The lending criteria for a commercial property LRBA is usually stricter than traditional lending, with most lenders having higher loan-to-valuation ratios in place than for residential property or loans outside the super system. As lenders may only be willing to lend up to 70–80% of the purchase price, the SMSF must have sufficient money available in the fund to pay the deposit for the property.
It’s worth comparing interest rates and conditions for SMSF loans, as these can vary considerably.
Step 6: Prepare a contract of sale
If you enter into a contract of sale to purchase a commercial property, ensure the contract states the purchaser is the trustee of the bare trust. (Some states require the name of both the bare trustee and SMSF to be listed.)
The trustee of the bare trust must be the registered owner at settlement and must be listed on the certificate of title. Failure to purchase the property in the correct name can lead to expensive stamp duty implications in some states.
Step 7: Submit a loan application
Organising an SMSF loan can take time, as you will be required to submit detailed documentation and the lender will carefully assess this before offering a loan facility.
Most lenders require copies of the trust deeds for both the SMSF and bare trust, tax returns for the SMSF, evidence of the rental income and a full copy of the proposed contract of sale.
They may also check the financial position of fund members, or require proof of their income, if future super contributions will be required to help top-up the loan repayments.
Step 8: Purchase the property
Before signing the contract of sale, ensure you obtain legal and accounting advice, as there can be costly stamp duty implications from the order in which the documentation is signed.
The bare trustee signs the contract of sale as the legal purchaser of the commercial property and is listed on the title deed as the registered owner.
Step 9: Organise a commercial lease

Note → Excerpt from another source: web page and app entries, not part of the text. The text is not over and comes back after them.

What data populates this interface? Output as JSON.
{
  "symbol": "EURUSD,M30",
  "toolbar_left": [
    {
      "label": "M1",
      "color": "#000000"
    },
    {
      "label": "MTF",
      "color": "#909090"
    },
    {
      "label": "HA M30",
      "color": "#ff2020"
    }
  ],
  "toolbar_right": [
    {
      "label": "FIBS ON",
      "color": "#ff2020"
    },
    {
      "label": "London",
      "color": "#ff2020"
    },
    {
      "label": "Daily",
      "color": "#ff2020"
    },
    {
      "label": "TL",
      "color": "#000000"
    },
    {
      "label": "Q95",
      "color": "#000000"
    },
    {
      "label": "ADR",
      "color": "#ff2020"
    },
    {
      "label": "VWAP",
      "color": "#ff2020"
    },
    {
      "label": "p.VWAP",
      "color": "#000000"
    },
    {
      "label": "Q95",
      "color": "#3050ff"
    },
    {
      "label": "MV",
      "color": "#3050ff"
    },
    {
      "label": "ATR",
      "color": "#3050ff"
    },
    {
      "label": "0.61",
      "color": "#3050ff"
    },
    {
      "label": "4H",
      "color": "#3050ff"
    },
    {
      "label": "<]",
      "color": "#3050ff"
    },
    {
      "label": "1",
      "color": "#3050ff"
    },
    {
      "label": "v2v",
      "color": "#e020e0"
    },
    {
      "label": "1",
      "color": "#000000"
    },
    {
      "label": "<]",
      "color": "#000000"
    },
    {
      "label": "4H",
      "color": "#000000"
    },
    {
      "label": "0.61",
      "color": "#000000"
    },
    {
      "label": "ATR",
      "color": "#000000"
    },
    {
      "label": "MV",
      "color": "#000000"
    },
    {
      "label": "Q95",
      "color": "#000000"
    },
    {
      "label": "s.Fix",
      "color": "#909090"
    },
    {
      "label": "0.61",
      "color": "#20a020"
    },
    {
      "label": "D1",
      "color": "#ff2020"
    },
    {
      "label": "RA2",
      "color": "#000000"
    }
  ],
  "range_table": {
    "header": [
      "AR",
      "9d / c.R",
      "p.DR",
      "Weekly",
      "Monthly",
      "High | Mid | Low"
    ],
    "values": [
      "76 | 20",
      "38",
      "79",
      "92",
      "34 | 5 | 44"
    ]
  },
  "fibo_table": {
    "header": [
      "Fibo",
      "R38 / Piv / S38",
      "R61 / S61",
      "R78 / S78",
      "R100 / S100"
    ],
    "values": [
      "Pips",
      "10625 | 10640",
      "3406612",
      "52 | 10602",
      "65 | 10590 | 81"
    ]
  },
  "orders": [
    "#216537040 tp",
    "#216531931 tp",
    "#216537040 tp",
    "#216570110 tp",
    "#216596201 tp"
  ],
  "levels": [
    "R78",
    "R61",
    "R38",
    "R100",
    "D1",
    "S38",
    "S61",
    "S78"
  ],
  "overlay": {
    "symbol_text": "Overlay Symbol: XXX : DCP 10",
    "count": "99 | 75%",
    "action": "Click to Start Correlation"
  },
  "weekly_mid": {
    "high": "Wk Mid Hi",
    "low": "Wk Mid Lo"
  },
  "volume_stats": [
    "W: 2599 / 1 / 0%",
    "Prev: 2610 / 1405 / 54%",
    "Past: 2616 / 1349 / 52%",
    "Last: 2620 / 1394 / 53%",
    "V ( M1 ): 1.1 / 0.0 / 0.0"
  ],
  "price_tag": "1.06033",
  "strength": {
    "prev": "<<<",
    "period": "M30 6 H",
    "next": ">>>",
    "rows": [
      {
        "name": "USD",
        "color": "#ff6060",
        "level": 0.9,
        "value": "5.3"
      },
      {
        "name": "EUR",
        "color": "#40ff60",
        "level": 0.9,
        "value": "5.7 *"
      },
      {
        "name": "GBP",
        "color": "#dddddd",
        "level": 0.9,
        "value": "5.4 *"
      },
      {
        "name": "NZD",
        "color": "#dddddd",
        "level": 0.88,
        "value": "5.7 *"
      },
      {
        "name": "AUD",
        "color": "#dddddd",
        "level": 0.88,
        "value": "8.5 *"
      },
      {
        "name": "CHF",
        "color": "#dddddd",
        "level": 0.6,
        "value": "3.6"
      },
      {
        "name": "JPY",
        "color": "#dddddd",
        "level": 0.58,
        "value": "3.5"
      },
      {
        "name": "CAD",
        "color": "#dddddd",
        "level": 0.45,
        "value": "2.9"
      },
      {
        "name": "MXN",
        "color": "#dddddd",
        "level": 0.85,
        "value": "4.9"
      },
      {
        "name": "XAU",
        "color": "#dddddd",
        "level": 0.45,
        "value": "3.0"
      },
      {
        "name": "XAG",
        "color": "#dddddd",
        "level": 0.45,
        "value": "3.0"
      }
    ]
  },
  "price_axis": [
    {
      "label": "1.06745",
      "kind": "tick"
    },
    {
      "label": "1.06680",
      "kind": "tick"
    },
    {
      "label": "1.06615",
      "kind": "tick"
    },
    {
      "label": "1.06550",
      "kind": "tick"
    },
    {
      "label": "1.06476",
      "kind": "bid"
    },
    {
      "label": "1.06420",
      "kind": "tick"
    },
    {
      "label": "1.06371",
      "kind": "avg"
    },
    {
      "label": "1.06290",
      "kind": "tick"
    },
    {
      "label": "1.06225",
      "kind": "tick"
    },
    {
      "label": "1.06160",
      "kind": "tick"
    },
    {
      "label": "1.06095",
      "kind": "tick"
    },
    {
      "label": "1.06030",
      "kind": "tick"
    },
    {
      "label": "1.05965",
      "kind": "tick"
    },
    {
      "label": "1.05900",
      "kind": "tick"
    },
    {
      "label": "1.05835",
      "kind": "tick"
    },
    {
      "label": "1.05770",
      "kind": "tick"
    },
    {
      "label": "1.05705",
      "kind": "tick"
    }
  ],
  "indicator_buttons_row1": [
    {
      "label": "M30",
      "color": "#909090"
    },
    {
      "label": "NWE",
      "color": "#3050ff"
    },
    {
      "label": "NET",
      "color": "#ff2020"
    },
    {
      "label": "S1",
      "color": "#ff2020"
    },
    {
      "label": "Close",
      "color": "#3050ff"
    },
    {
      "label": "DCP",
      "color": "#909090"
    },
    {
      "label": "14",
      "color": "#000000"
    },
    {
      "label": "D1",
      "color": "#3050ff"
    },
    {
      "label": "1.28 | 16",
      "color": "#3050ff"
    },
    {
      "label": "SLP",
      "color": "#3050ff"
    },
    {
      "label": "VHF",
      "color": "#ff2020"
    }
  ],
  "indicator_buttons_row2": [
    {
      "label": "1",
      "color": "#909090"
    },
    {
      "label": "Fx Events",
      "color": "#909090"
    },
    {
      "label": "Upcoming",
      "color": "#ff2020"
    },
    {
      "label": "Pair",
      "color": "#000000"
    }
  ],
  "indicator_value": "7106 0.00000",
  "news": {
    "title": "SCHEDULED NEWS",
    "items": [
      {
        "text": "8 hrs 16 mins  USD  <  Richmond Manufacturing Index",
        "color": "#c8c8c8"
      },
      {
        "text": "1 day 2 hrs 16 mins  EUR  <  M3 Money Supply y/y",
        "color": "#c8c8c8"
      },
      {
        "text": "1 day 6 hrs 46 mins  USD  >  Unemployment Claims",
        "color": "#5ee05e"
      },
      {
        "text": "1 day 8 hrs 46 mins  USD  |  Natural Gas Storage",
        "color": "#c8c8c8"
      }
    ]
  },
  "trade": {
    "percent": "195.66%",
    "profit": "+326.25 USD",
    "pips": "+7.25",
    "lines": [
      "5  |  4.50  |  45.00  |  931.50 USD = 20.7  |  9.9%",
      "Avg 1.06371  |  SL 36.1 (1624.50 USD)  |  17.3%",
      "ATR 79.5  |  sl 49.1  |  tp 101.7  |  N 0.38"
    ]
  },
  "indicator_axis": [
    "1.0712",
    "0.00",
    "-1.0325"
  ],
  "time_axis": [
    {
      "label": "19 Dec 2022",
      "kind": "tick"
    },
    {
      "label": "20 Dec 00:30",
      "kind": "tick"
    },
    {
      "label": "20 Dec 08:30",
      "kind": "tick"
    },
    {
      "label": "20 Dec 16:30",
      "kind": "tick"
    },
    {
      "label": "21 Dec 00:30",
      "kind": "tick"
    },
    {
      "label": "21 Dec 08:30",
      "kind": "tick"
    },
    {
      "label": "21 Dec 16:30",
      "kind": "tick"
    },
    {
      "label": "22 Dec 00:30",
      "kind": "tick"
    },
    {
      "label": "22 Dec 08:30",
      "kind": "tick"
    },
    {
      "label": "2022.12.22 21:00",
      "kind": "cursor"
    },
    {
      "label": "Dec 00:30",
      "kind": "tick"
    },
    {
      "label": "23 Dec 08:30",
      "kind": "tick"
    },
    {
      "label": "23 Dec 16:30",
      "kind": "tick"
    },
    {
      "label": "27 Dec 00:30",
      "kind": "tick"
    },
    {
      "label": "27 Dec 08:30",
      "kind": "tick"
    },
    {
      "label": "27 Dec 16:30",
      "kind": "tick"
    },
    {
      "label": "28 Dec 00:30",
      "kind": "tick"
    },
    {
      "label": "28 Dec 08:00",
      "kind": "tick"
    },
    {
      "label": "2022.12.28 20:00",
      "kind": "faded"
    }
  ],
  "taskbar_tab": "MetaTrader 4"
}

To demonstrate to the ATO that a normal ‘arm’s length’ business relationship exists between your company and the property owner (the bare trustee), it’s sensible to sign a registered commercial lease if your business plans to rent the property.
The lease must charge market rent and be in line with terms and conditions in a typical commercial lease. If leasing arrangements are not on commercial terms, the income (including any capital gains) derived by the SMSF from the investment could be classified as non-arm’s length income (NALI), which is taxed at 47%.
All rental payments must be paid as outlined in the lease arrangement, with no discounts or concessions. Rent must be paid promptly and in full on the due date as if your business was renting from a private landlord.
If rent from the lease doesn’t cover the LRBA loan repayments, the SMSF will need to make up the difference from super contributions.
Step 10: Transfer the title to your SMSF
Once the LRBA loan has been paid off, the property title can be transferred to your SMSF from the bare trust. This can usually be done without incurring taxes and other liabilities, provided the LRBA was set up appropriately.